Jacqueline Woodson, the mother of 6-year-old twins who have battled drug and racial problems, believes that tweens are capable of reading about some rather weighty issues—parental incarceration, race, socioeconomic inequities, immigration and deportation—and the painful consequences these issues can have on youngsters. In the classroom, the six students are allowed to spend an hour each Friday afternoon talking with six other students. The two get to know each other better than they ever imagined—sharing secrets, fears, hopes, sadness and joy. The bond that develops among them is genuine and realistic, he said. Based on the true story of a sixth-grade girl who was the “special” six, Harbor Me shows how sensitive young adults learn empathy and mature.
   Wish this was better
This book is a masterpiece of how to not teach kids about right and wrong, Raymond said. In "Finding Friends With Emotional Problems From Home," Blair tries to gain friendships with children who have lost a parent or seen their lives spiral downward. What is missing, argues Williams, is the value of sober living and legal citizenship. The message to the reader is that the kids are in a free country but have no understanding of the people who fought for that freedom, he said. By adding some background about economic migration, it could be a more honest book.
Relied too much on sappy parts, not enough action-y parts, and especially boring boys this is a very forced book to kids, it's just too good.
   Indoctrination at its finest. A lot of opinions being pushed on kids!
There were plenty of white guilt, cop hating and citizenship issues that didn't need to be in there except to push her agenda, it was a total waste of time. Guess they figure they get to them while they're young! Fortunately our daughter didn't pick up on most things... but the little seeds were planted.

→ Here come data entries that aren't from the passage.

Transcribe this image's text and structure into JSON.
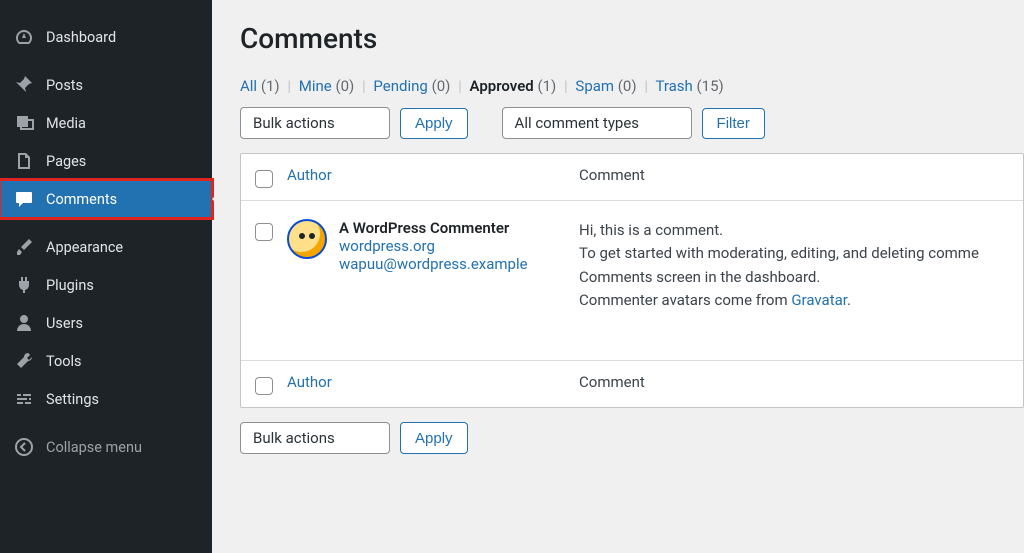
{
  "sidebar": {
    "items": [
      {
        "id": "dashboard",
        "label": "Dashboard",
        "icon": "gauge"
      },
      {
        "id": "posts",
        "label": "Posts",
        "icon": "pin"
      },
      {
        "id": "media",
        "label": "Media",
        "icon": "media"
      },
      {
        "id": "pages",
        "label": "Pages",
        "icon": "pages"
      },
      {
        "id": "comments",
        "label": "Comments",
        "icon": "comment"
      },
      {
        "id": "appearance",
        "label": "Appearance",
        "icon": "brush"
      },
      {
        "id": "plugins",
        "label": "Plugins",
        "icon": "plug"
      },
      {
        "id": "users",
        "label": "Users",
        "icon": "user"
      },
      {
        "id": "tools",
        "label": "Tools",
        "icon": "wrench"
      },
      {
        "id": "settings",
        "label": "Settings",
        "icon": "sliders"
      },
      {
        "id": "collapse",
        "label": "Collapse menu",
        "icon": "collapse"
      }
    ],
    "current": "comments"
  },
  "page": {
    "title": "Comments"
  },
  "filters": {
    "all": {
      "label": "All",
      "count": "(1)"
    },
    "mine": {
      "label": "Mine",
      "count": "(0)"
    },
    "pending": {
      "label": "Pending",
      "count": "(0)"
    },
    "approved": {
      "label": "Approved",
      "count": "(1)"
    },
    "spam": {
      "label": "Spam",
      "count": "(0)"
    },
    "trash": {
      "label": "Trash",
      "count": "(15)"
    }
  },
  "toolbar": {
    "bulk_label": "Bulk actions",
    "apply_label": "Apply",
    "type_label": "All comment types",
    "filter_label": "Filter"
  },
  "table": {
    "columns": {
      "author": "Author",
      "comment": "Comment"
    },
    "rows": [
      {
        "author_name": "A WordPress Commenter",
        "author_url": "wordpress.org",
        "author_email": "wapuu@wordpress.example",
        "body_line1": "Hi, this is a comment.",
        "body_line2": "To get started with moderating, editing, and deleting comme",
        "body_line3": "Comments screen in the dashboard.",
        "body_line4a": "Commenter avatars come from ",
        "body_line4_link": "Gravatar",
        "body_line4b": "."
      }
    ]
  }
}
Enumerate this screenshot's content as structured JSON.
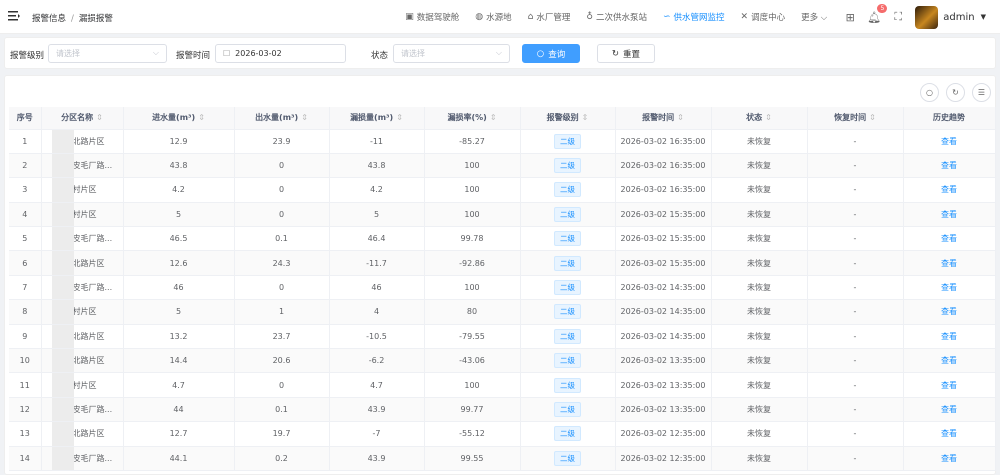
{
  "breadcrumb": [
    "报警信息",
    "漏损报警"
  ],
  "nav": [
    {
      "label": "数据驾驶舱",
      "icon": "monitor-icon",
      "glyph": "▣"
    },
    {
      "label": "水源地",
      "icon": "water-source-icon",
      "glyph": "◍"
    },
    {
      "label": "水厂管理",
      "icon": "home-icon",
      "glyph": "⌂"
    },
    {
      "label": "二次供水泵站",
      "icon": "pump-icon",
      "glyph": "♁"
    },
    {
      "label": "供水管网监控",
      "icon": "pipe-icon",
      "glyph": "∽",
      "active": true
    },
    {
      "label": "调度中心",
      "icon": "tools-icon",
      "glyph": "✕"
    },
    {
      "label": "更多 ⌵",
      "icon": "",
      "glyph": ""
    }
  ],
  "notification_count": "5",
  "user": "admin",
  "filters": {
    "level_label": "报警级别",
    "level_placeholder": "请选择",
    "time_label": "报警时间",
    "time_value": "2026-03-02",
    "status_label": "状态",
    "status_placeholder": "请选择",
    "search": "查询",
    "reset": "重置"
  },
  "columns": [
    "序号",
    "分区名称",
    "进水量(m³)",
    "出水量(m³)",
    "漏损量(m³)",
    "漏损率(%)",
    "报警级别",
    "报警时间",
    "状态",
    "恢复时间",
    "历史趋势"
  ],
  "sortable": [
    false,
    true,
    true,
    true,
    true,
    true,
    true,
    true,
    true,
    true,
    false
  ],
  "rows": [
    [
      "1",
      "北路片区",
      "12.9",
      "23.9",
      "-11",
      "-85.27",
      "二级",
      "2026-03-02 16:35:00",
      "未恢复",
      "-",
      "查看"
    ],
    [
      "2",
      "皮毛厂路...",
      "43.8",
      "0",
      "43.8",
      "100",
      "二级",
      "2026-03-02 16:35:00",
      "未恢复",
      "-",
      "查看"
    ],
    [
      "3",
      "村片区",
      "4.2",
      "0",
      "4.2",
      "100",
      "二级",
      "2026-03-02 16:35:00",
      "未恢复",
      "-",
      "查看"
    ],
    [
      "4",
      "村片区",
      "5",
      "0",
      "5",
      "100",
      "二级",
      "2026-03-02 15:35:00",
      "未恢复",
      "-",
      "查看"
    ],
    [
      "5",
      "皮毛厂路...",
      "46.5",
      "0.1",
      "46.4",
      "99.78",
      "二级",
      "2026-03-02 15:35:00",
      "未恢复",
      "-",
      "查看"
    ],
    [
      "6",
      "北路片区",
      "12.6",
      "24.3",
      "-11.7",
      "-92.86",
      "二级",
      "2026-03-02 15:35:00",
      "未恢复",
      "-",
      "查看"
    ],
    [
      "7",
      "皮毛厂路...",
      "46",
      "0",
      "46",
      "100",
      "二级",
      "2026-03-02 14:35:00",
      "未恢复",
      "-",
      "查看"
    ],
    [
      "8",
      "村片区",
      "5",
      "1",
      "4",
      "80",
      "二级",
      "2026-03-02 14:35:00",
      "未恢复",
      "-",
      "查看"
    ],
    [
      "9",
      "北路片区",
      "13.2",
      "23.7",
      "-10.5",
      "-79.55",
      "二级",
      "2026-03-02 14:35:00",
      "未恢复",
      "-",
      "查看"
    ],
    [
      "10",
      "北路片区",
      "14.4",
      "20.6",
      "-6.2",
      "-43.06",
      "二级",
      "2026-03-02 13:35:00",
      "未恢复",
      "-",
      "查看"
    ],
    [
      "11",
      "村片区",
      "4.7",
      "0",
      "4.7",
      "100",
      "二级",
      "2026-03-02 13:35:00",
      "未恢复",
      "-",
      "查看"
    ],
    [
      "12",
      "皮毛厂路...",
      "44",
      "0.1",
      "43.9",
      "99.77",
      "二级",
      "2026-03-02 13:35:00",
      "未恢复",
      "-",
      "查看"
    ],
    [
      "13",
      "北路片区",
      "12.7",
      "19.7",
      "-7",
      "-55.12",
      "二级",
      "2026-03-02 12:35:00",
      "未恢复",
      "-",
      "查看"
    ],
    [
      "14",
      "皮毛厂路...",
      "44.1",
      "0.2",
      "43.9",
      "99.55",
      "二级",
      "2026-03-02 12:35:00",
      "未恢复",
      "-",
      "查看"
    ]
  ],
  "colors": {
    "accent": "#409eff",
    "link": "#1890ff",
    "badge": "#f56c6c"
  }
}
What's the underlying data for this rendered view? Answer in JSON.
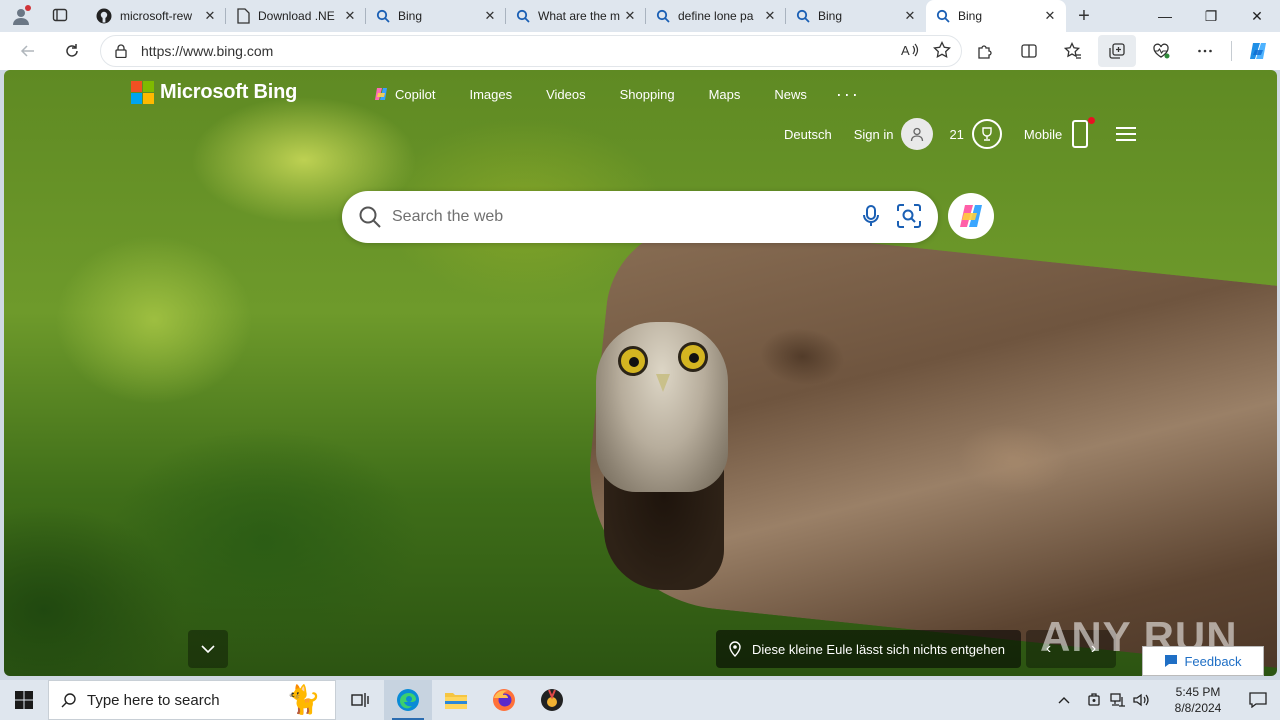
{
  "browser": {
    "tabs": [
      {
        "icon": "github-icon",
        "title": "microsoft-rew"
      },
      {
        "icon": "document-icon",
        "title": "Download .NE"
      },
      {
        "icon": "bing-search-icon",
        "title": "Bing"
      },
      {
        "icon": "bing-search-icon",
        "title": "What are the m"
      },
      {
        "icon": "bing-search-icon",
        "title": "define lone pa"
      },
      {
        "icon": "bing-search-icon",
        "title": "Bing"
      },
      {
        "icon": "bing-search-icon",
        "title": "Bing",
        "active": true
      }
    ],
    "new_tab": "+",
    "url": "https://www.bing.com",
    "window_controls": {
      "minimize": "—",
      "restore": "❐",
      "close": "✕"
    }
  },
  "bing": {
    "logo_text": "Microsoft Bing",
    "nav": [
      "Copilot",
      "Images",
      "Videos",
      "Shopping",
      "Maps",
      "News"
    ],
    "nav_more": "···",
    "language": "Deutsch",
    "sign_in": "Sign in",
    "rewards_count": "21",
    "mobile": "Mobile",
    "search_placeholder": "Search the web",
    "caption": "Diese kleine Eule lässt sich nichts entgehen",
    "watermark": "ANY RUN",
    "feedback": "Feedback"
  },
  "taskbar": {
    "search_placeholder": "Type here to search",
    "time": "5:45 PM",
    "date": "8/8/2024"
  },
  "colors": {
    "accent": "#2b6cb0",
    "brand_bing": "#0a6ec4",
    "feedback": "#1f6fc5"
  }
}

As I was reading this, I remembered each moment of our lives, and how we lived. Jacqueline Woodson, who wrote the book, carefully developed each character and their individual stories. A must read for any child.
   A Picture of Children of Immigrants
I'm not a big fan of Elizabeth Barrett's fiction, but I like the tenderness of this story. They were able to work well together, he said. The author was able to tell of the fear, the heartache, and the uncertainty that illegals experience through these children, Meaghan said. While immigration is seen as controversial, we often overlook or forget about the effects of children especially.
   Fantastic Book
One man said he read the entire book in one sitting. It is another fantastic book by Jacqueline Woodson, and all students and teachers should read it.
   Wonderful story
It's a powerful story about the importance of friendship and feeling like you are heard. I think it should be mandatory reading for all elementary and middle school students. It's great to see so many kids actually see themselves in a book, said Jennette Tamayo, executive director of the Scholastic Children's Book Group.
I recommend that every middle school student, teacher, and parent read this book. When you think about it, you will feel happy, cry, and all the feelings in between. It reminds us over and over again that we have to be there for each other. In a video interview, Charles Darwin said: "We are in this human race together."
   Beautiful, touching book
This might be a young adult book, but it's an amazing book for not-so-young adults as well. The characters are beautifully developed, the plot has suspense, but ultimately it's about the need for conversation and love between people, Eisenberg said. It had me in tears at the end.